Signed consent generally means a consent form or statement signed by the patient or representative. It is required for:
- All procedures performed in an operating room, which includes procedures performed with sedation or anesthesia; and
- All other operative and diagnostic procedures requiring anesthesiology services regardless of location (excluding PICC lines as per policy 4.17, Informed consent)
Documented consent includes signed consent (see above) or a note included in the patient chart outlining risks/benefits/alternatives to the plan of care. It should be signed by the responsible physician and note that the patient/representative understands and agrees to proceed with the plan as discussed.

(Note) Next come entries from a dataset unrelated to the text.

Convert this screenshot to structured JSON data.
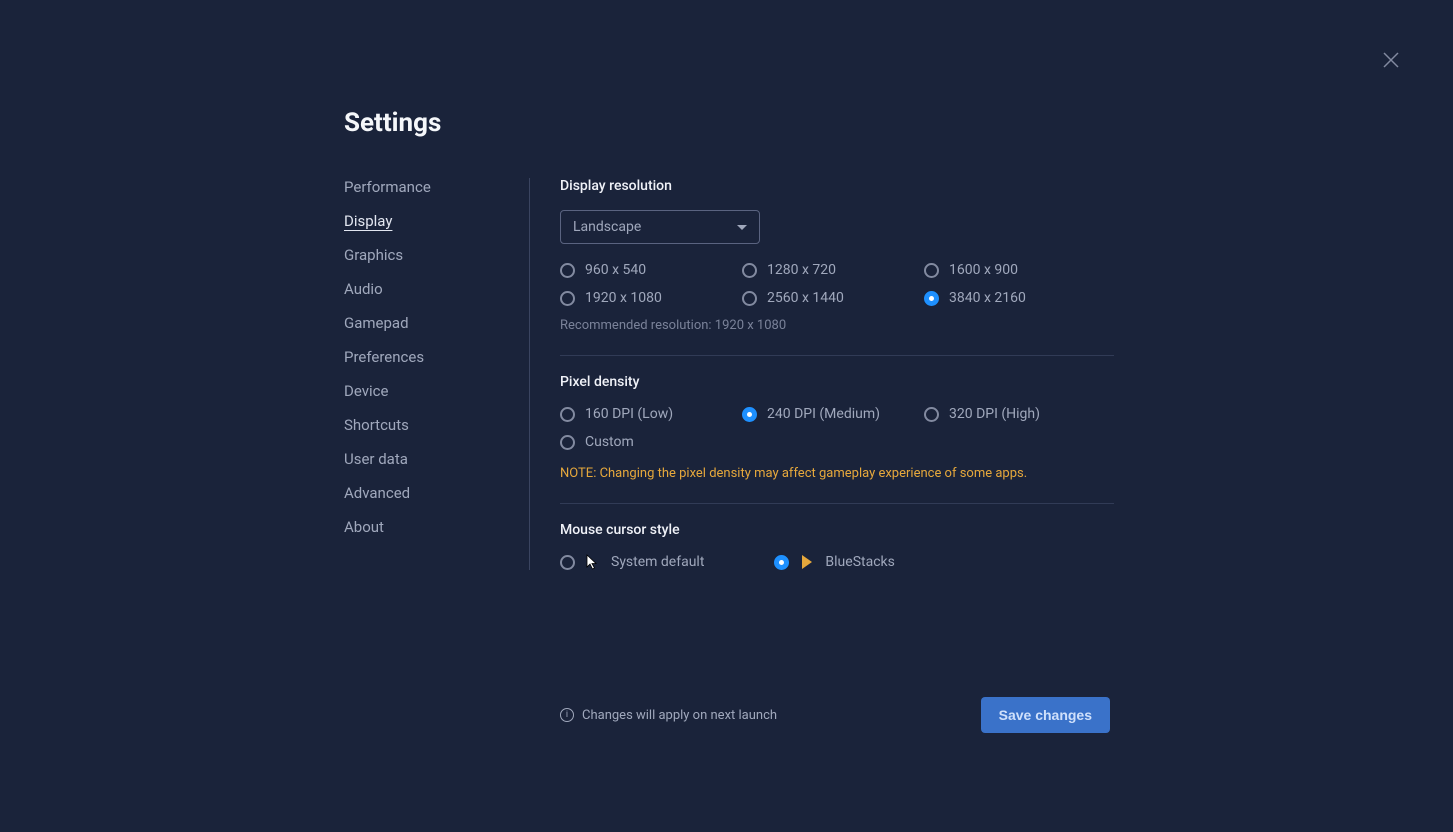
{
  "title": "Settings",
  "sidebar": {
    "items": [
      {
        "label": "Performance"
      },
      {
        "label": "Display"
      },
      {
        "label": "Graphics"
      },
      {
        "label": "Audio"
      },
      {
        "label": "Gamepad"
      },
      {
        "label": "Preferences"
      },
      {
        "label": "Device"
      },
      {
        "label": "Shortcuts"
      },
      {
        "label": "User data"
      },
      {
        "label": "Advanced"
      },
      {
        "label": "About"
      }
    ],
    "active_index": 1
  },
  "display_resolution": {
    "heading": "Display resolution",
    "orientation_selected": "Landscape",
    "options": [
      "960 x 540",
      "1280 x 720",
      "1600 x 900",
      "1920 x 1080",
      "2560 x 1440",
      "3840 x 2160"
    ],
    "selected_index": 5,
    "recommended_text": "Recommended resolution: 1920 x 1080"
  },
  "pixel_density": {
    "heading": "Pixel density",
    "options": [
      "160 DPI (Low)",
      "240 DPI (Medium)",
      "320 DPI (High)",
      "Custom"
    ],
    "selected_index": 1,
    "note": "NOTE: Changing the pixel density may affect gameplay experience of some apps."
  },
  "cursor_style": {
    "heading": "Mouse cursor style",
    "options": [
      {
        "label": "System default"
      },
      {
        "label": "BlueStacks"
      }
    ],
    "selected_index": 1
  },
  "footer": {
    "info": "Changes will apply on next launch",
    "save_label": "Save changes"
  }
}
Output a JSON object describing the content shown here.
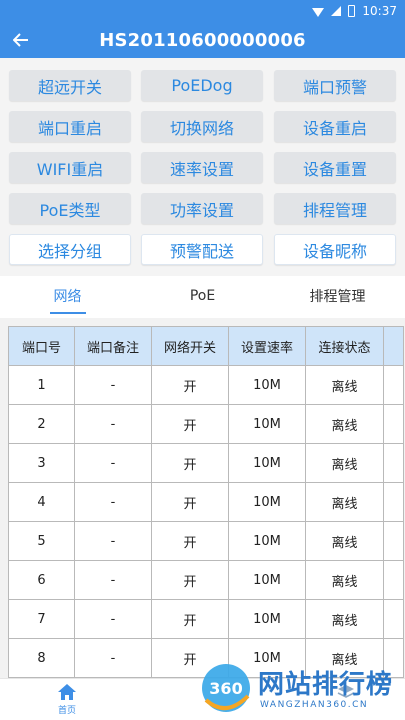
{
  "status_bar": {
    "time": "10:37"
  },
  "app_bar": {
    "title": "HS20110600000006"
  },
  "actions": [
    {
      "label": "超远开关"
    },
    {
      "label": "PoEDog"
    },
    {
      "label": "端口预警"
    },
    {
      "label": "端口重启"
    },
    {
      "label": "切换网络"
    },
    {
      "label": "设备重启"
    },
    {
      "label": "WIFI重启"
    },
    {
      "label": "速率设置"
    },
    {
      "label": "设备重置"
    },
    {
      "label": "PoE类型"
    },
    {
      "label": "功率设置"
    },
    {
      "label": "排程管理"
    },
    {
      "label": "选择分组"
    },
    {
      "label": "预警配送"
    },
    {
      "label": "设备昵称"
    }
  ],
  "tabs": [
    {
      "label": "网络",
      "active": true
    },
    {
      "label": "PoE",
      "active": false
    },
    {
      "label": "排程管理",
      "active": false
    }
  ],
  "table": {
    "headers": [
      "端口号",
      "端口备注",
      "网络开关",
      "设置速率",
      "连接状态"
    ],
    "rows": [
      [
        "1",
        "-",
        "开",
        "10M",
        "离线"
      ],
      [
        "2",
        "-",
        "开",
        "10M",
        "离线"
      ],
      [
        "3",
        "-",
        "开",
        "10M",
        "离线"
      ],
      [
        "4",
        "-",
        "开",
        "10M",
        "离线"
      ],
      [
        "5",
        "-",
        "开",
        "10M",
        "离线"
      ],
      [
        "6",
        "-",
        "开",
        "10M",
        "离线"
      ],
      [
        "7",
        "-",
        "开",
        "10M",
        "离线"
      ],
      [
        "8",
        "-",
        "开",
        "10M",
        "离线"
      ]
    ]
  },
  "bottom_nav": {
    "home_label": "首页"
  },
  "watermark": {
    "logo_text": "360",
    "brand": "网站排行榜",
    "url": "WANGZHAN360.CN"
  },
  "colors": {
    "primary": "#3d8ee6",
    "button_bg": "#e2e4e7",
    "header_bg": "#cfe4f9"
  }
}
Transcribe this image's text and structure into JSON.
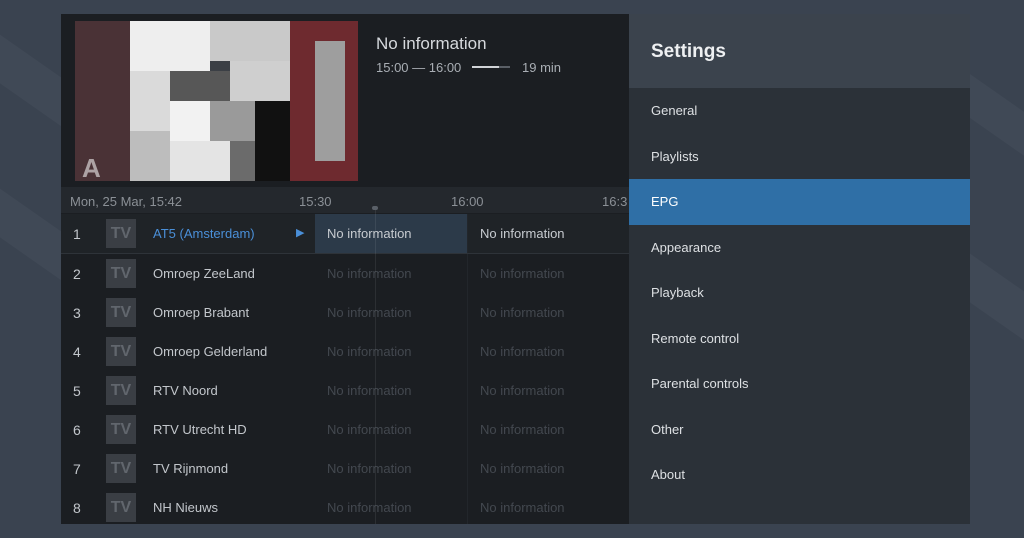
{
  "info": {
    "title": "No information",
    "time_range": "15:00 — 16:00",
    "progress_fraction": 0.7,
    "remaining": "19 min"
  },
  "preview": {
    "letter": "A"
  },
  "timeline": {
    "date_time": "Mon, 25 Mar, 15:42",
    "slots": [
      "15:30",
      "16:00",
      "16:3"
    ]
  },
  "channels": [
    {
      "num": "1",
      "logo": "TV",
      "name": "AT5 (Amsterdam)",
      "prog1": "No information",
      "prog2": "No information",
      "selected": true
    },
    {
      "num": "2",
      "logo": "TV",
      "name": "Omroep ZeeLand",
      "prog1": "No information",
      "prog2": "No information"
    },
    {
      "num": "3",
      "logo": "TV",
      "name": "Omroep Brabant",
      "prog1": "No information",
      "prog2": "No information"
    },
    {
      "num": "4",
      "logo": "TV",
      "name": "Omroep Gelderland",
      "prog1": "No information",
      "prog2": "No information"
    },
    {
      "num": "5",
      "logo": "TV",
      "name": "RTV Noord",
      "prog1": "No information",
      "prog2": "No information"
    },
    {
      "num": "6",
      "logo": "TV",
      "name": "RTV Utrecht HD",
      "prog1": "No information",
      "prog2": "No information"
    },
    {
      "num": "7",
      "logo": "TV",
      "name": "TV Rijnmond",
      "prog1": "No information",
      "prog2": "No information"
    },
    {
      "num": "8",
      "logo": "TV",
      "name": "NH Nieuws",
      "prog1": "No information",
      "prog2": "No information"
    }
  ],
  "settings": {
    "title": "Settings",
    "items": [
      "General",
      "Playlists",
      "EPG",
      "Appearance",
      "Playback",
      "Remote control",
      "Parental controls",
      "Other",
      "About"
    ],
    "active_index": 2
  },
  "colors": {
    "accent": "#2f6fa6",
    "highlight_text": "#4a8fd8"
  },
  "icons": {
    "play": "play-icon",
    "channel_logo": "tv-logo-icon"
  }
}
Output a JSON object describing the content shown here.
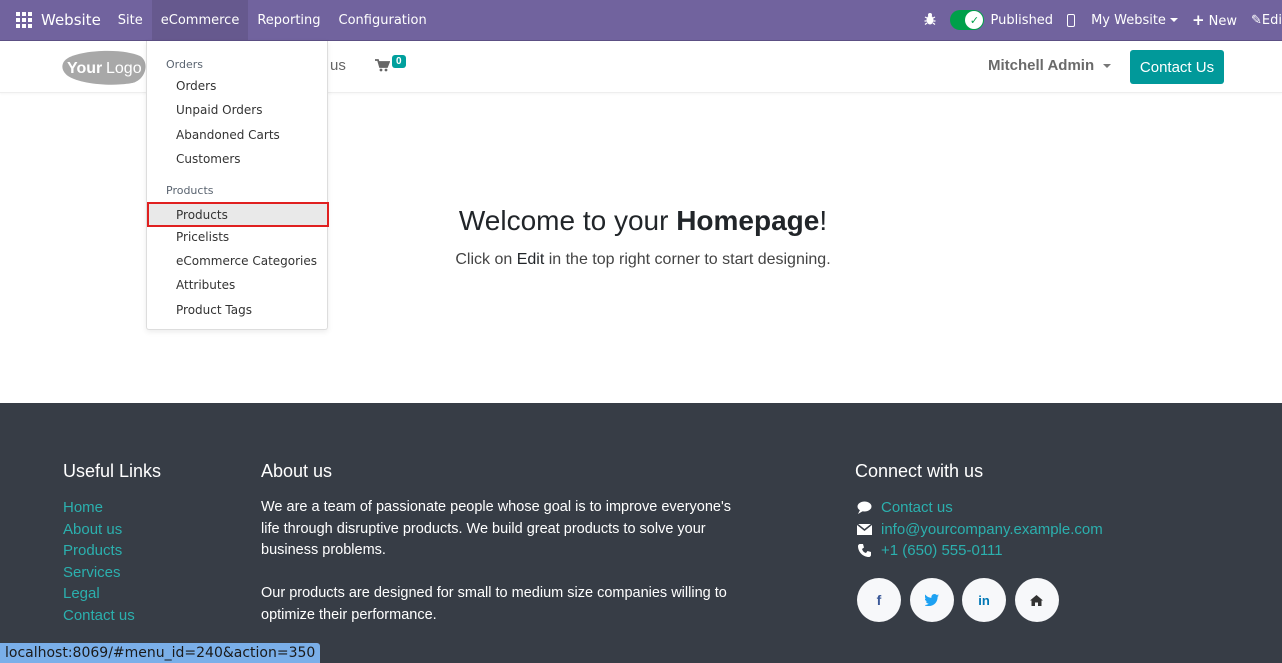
{
  "navbar": {
    "app_name": "Website",
    "menu": [
      "Site",
      "eCommerce",
      "Reporting",
      "Configuration"
    ],
    "active_menu": "eCommerce",
    "published_label": "Published",
    "published": true,
    "website_selector": "My Website",
    "new_label": "New",
    "edit_label": "Edi"
  },
  "site_header": {
    "logo_text": "YourLogo",
    "menu_fragment": "us",
    "cart_count": "0",
    "user_name": "Mitchell Admin",
    "contact_button": "Contact Us"
  },
  "dropdown": {
    "sections": [
      {
        "header": "Orders",
        "items": [
          "Orders",
          "Unpaid Orders",
          "Abandoned Carts",
          "Customers"
        ]
      },
      {
        "header": "Products",
        "items": [
          "Products",
          "Pricelists",
          "eCommerce Categories",
          "Attributes",
          "Product Tags"
        ]
      }
    ],
    "highlighted_item": "Products"
  },
  "hero": {
    "title_prefix": "Welcome to your ",
    "title_bold": "Homepage",
    "title_suffix": "!",
    "sub_prefix": "Click on ",
    "sub_bold": "Edit",
    "sub_suffix": " in the top right corner to start designing."
  },
  "footer": {
    "useful_links": {
      "title": "Useful Links",
      "links": [
        "Home",
        "About us",
        "Products",
        "Services",
        "Legal",
        "Contact us"
      ]
    },
    "about": {
      "title": "About us",
      "paragraphs": [
        "We are a team of passionate people whose goal is to improve everyone's life through disruptive products. We build great products to solve your business problems.",
        "Our products are designed for small to medium size companies willing to optimize their performance."
      ]
    },
    "connect": {
      "title": "Connect with us",
      "items": [
        {
          "icon": "comment-icon",
          "text": "Contact us"
        },
        {
          "icon": "envelope-icon",
          "text": "info@yourcompany.example.com"
        },
        {
          "icon": "phone-icon",
          "text": "+1 (650) 555-0111"
        }
      ],
      "social": [
        "facebook",
        "twitter",
        "linkedin",
        "home"
      ]
    }
  },
  "status_bar": {
    "url": "localhost:8069/#menu_id=240&action=350"
  },
  "colors": {
    "navbar": "#71639e",
    "accent": "#01999a",
    "footer_bg": "#373d46",
    "footer_link": "#2bb0ae",
    "highlight_border": "#e02020"
  }
}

It includes:
- All other invasive procedures (except for minimally invasive procedures with minimum risk) not included above, and
- Procedures involving moderate sedation.
In an emergency, when the patient is unable to give consent and delaying medical care until a patient's authorized representative can be found risks serious injury to health or significant pain, medical care may be given to the extent needed to respond to the emergency needs of the patient, provided there is no known advance directive to the contrary. In case of doubt concerning the validity or applicability of an advance directive directing withholding treatment, emergency medical care should be given. When possible, attempts to obtain consent of the patient or the patient's authorized representative should continue while care is given. The responsible physician determines the existence of an emergency. It is advisable to document in the medical record the nature of the emergency and the efforts made to obtain consent.
No patient shall receive sedation until a pre-sedation assessment has been completed and documented by the physician responsible for the sedation. Documentation includes the patient's appropriateness to receive sedation.
The person administering the sedation medication (generally the qualified RN) is responsible for assuring the requirements are completed before administering medication. A procedure will be delayed or cancelled until all pre-procedure documentation is complete. This includes:
- Informed consent
- History and physical
- Physician attestation statement of appropriateness
5. Establish Venous Access
Establish venous access, if appropriate, for the administration of intravenous sedation and ready access should additional medications or IV fluids required during or after the procedure. The responsible physician determines the need for venous access.
6. Obtain Necessary Equipment
Because the potential for respiratory depression exists, resuscitative equipment needs to be readily available. Allow time for and coordinate equipment availability and set-up with nursing staff. A qualified RN will determine that the following resuscitative and monitoring equipment are available:
- Suction apparatus with appropriate suction catheters
- Oxygen delivery system capable of 15 L/min flow for greater than 60 minutes
- Appropriately sized masks and oral and nasal airways
- Resuscitation bag
- Pulse oximeter and blood pressure monitoring equipment
- Emergency medications including reversal agents, and
- ECG monitor where appropriate (patient at risk for cardiac arrhythmia and/or ischemia)